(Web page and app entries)
========

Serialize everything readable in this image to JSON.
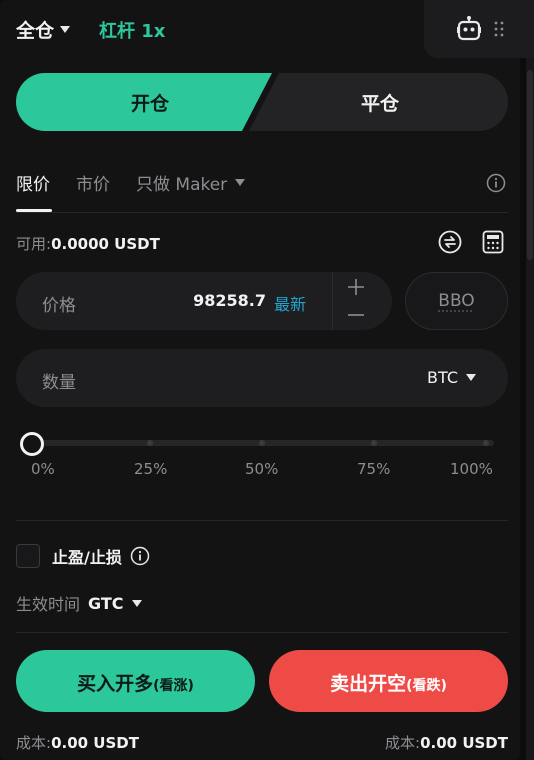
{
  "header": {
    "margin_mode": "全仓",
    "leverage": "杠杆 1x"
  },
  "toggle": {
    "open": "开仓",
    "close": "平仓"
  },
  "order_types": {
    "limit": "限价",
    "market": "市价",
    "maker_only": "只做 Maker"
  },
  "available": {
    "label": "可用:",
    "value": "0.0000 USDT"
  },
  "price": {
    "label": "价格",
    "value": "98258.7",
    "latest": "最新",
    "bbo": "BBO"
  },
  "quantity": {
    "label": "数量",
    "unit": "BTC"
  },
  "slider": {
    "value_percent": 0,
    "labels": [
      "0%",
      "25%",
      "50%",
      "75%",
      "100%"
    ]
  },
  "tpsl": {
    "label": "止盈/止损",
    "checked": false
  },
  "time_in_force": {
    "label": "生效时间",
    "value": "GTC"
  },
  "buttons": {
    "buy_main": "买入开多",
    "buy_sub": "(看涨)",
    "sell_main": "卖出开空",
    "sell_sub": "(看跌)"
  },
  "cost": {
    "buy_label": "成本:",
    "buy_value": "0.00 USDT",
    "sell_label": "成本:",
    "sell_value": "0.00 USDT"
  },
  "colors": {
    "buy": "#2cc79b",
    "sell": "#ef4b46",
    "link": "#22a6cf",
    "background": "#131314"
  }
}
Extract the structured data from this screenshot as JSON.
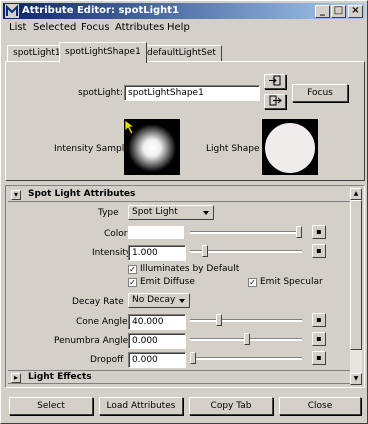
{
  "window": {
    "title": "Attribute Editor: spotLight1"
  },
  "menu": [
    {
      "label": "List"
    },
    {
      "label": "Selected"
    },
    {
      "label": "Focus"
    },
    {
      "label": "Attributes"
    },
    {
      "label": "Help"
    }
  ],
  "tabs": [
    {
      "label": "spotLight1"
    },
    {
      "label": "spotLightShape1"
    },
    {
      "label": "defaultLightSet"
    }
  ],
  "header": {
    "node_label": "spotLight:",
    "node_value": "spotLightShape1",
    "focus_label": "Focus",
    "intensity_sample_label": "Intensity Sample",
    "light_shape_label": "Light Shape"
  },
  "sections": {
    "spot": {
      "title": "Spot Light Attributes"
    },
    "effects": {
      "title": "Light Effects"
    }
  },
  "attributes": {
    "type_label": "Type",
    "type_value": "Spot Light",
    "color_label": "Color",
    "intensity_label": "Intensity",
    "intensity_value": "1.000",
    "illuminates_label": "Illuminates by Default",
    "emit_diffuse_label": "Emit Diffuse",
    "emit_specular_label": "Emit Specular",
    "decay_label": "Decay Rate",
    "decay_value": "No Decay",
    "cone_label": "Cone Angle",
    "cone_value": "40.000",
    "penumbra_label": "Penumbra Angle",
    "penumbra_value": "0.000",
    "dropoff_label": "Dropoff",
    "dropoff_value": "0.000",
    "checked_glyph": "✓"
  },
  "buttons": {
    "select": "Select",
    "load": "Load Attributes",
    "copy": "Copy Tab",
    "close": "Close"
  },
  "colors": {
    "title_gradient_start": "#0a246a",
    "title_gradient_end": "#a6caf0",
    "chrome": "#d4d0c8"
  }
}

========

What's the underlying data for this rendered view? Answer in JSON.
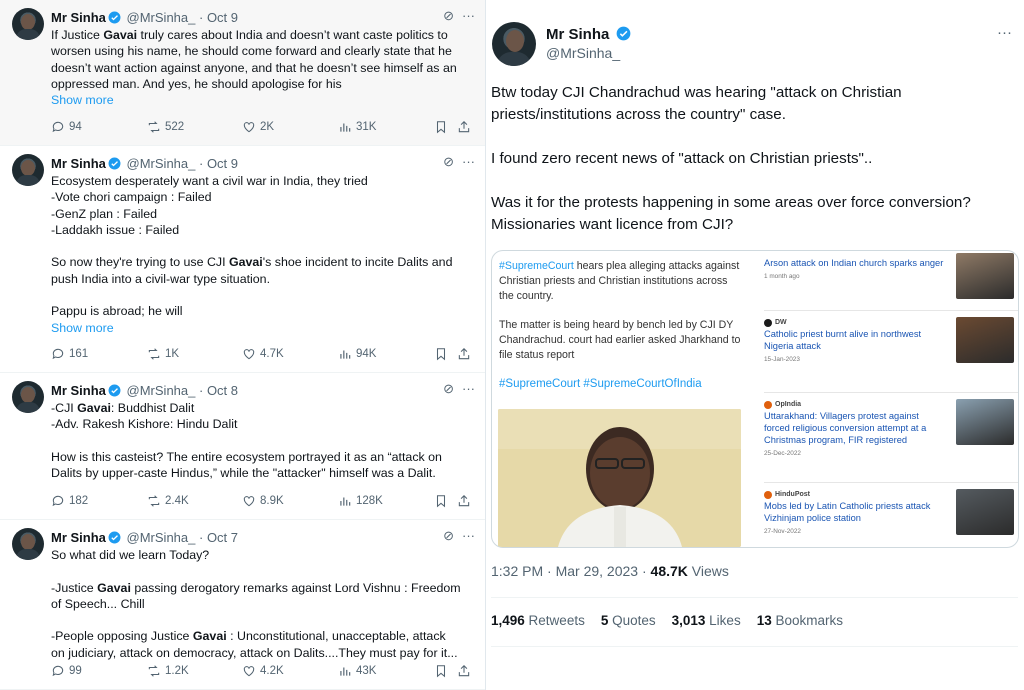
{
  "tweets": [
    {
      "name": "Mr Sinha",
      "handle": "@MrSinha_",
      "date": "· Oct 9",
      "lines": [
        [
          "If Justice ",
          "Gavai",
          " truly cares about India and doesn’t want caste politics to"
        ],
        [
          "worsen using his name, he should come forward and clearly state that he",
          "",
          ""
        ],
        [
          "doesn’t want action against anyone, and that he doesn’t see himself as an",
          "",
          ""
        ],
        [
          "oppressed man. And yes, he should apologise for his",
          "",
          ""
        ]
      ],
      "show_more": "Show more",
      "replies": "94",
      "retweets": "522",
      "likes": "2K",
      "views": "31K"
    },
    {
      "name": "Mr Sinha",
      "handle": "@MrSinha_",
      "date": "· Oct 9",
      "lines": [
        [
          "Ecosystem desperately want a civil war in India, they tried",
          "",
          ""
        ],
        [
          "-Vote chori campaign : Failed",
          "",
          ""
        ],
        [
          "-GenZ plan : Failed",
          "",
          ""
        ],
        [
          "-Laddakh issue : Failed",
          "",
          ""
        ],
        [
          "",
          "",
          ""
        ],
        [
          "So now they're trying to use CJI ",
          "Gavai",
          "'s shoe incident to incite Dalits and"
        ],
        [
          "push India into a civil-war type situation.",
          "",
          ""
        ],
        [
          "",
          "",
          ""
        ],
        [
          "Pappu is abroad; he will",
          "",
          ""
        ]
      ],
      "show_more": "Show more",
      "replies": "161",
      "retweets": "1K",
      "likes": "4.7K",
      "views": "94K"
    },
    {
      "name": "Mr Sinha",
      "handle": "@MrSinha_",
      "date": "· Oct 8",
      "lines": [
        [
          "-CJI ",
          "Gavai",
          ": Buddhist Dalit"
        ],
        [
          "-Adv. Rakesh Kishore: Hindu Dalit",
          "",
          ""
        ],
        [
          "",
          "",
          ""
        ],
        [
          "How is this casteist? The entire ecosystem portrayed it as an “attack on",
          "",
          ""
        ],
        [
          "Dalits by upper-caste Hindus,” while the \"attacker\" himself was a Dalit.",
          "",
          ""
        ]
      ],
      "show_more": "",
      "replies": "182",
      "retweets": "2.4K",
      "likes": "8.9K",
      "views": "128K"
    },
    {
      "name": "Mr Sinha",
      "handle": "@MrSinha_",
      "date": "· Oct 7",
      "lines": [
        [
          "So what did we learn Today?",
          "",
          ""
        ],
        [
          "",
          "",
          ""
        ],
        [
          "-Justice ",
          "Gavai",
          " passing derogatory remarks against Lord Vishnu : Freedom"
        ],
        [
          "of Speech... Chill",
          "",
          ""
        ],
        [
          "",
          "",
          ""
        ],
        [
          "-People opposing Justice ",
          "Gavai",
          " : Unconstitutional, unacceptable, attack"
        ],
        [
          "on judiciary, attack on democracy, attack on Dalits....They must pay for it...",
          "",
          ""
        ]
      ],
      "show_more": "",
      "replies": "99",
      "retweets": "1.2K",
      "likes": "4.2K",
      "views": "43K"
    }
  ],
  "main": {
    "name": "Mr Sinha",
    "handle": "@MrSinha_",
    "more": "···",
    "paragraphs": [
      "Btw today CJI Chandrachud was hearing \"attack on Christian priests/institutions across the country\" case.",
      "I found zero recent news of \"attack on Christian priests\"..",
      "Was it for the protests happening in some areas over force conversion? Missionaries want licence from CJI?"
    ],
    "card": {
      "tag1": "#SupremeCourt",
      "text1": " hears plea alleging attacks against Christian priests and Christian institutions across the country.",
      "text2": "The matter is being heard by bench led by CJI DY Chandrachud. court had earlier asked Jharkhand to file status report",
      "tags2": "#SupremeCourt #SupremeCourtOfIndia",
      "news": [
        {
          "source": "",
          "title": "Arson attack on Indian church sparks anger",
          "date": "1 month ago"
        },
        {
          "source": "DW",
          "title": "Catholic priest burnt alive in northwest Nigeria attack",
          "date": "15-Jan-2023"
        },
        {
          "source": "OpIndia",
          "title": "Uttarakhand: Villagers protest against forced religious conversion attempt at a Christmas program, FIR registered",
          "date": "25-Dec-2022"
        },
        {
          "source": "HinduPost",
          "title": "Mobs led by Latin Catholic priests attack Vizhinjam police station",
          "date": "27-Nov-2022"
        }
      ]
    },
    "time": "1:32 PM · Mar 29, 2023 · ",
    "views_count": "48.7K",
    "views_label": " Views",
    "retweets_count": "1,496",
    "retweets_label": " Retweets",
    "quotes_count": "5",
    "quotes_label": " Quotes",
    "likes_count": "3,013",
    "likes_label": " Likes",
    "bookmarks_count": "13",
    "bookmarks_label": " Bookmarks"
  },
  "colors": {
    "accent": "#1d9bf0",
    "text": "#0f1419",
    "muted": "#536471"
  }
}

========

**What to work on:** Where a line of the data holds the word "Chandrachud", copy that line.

**Final answer:**
      "Btw today CJI Chandrachud was hearing \"attack on Christian priests/institutions across the country\" case.",
      "text2": "The matter is being heard by bench led by CJI DY Chandrachud. court had earlier asked Jharkhand to file status report",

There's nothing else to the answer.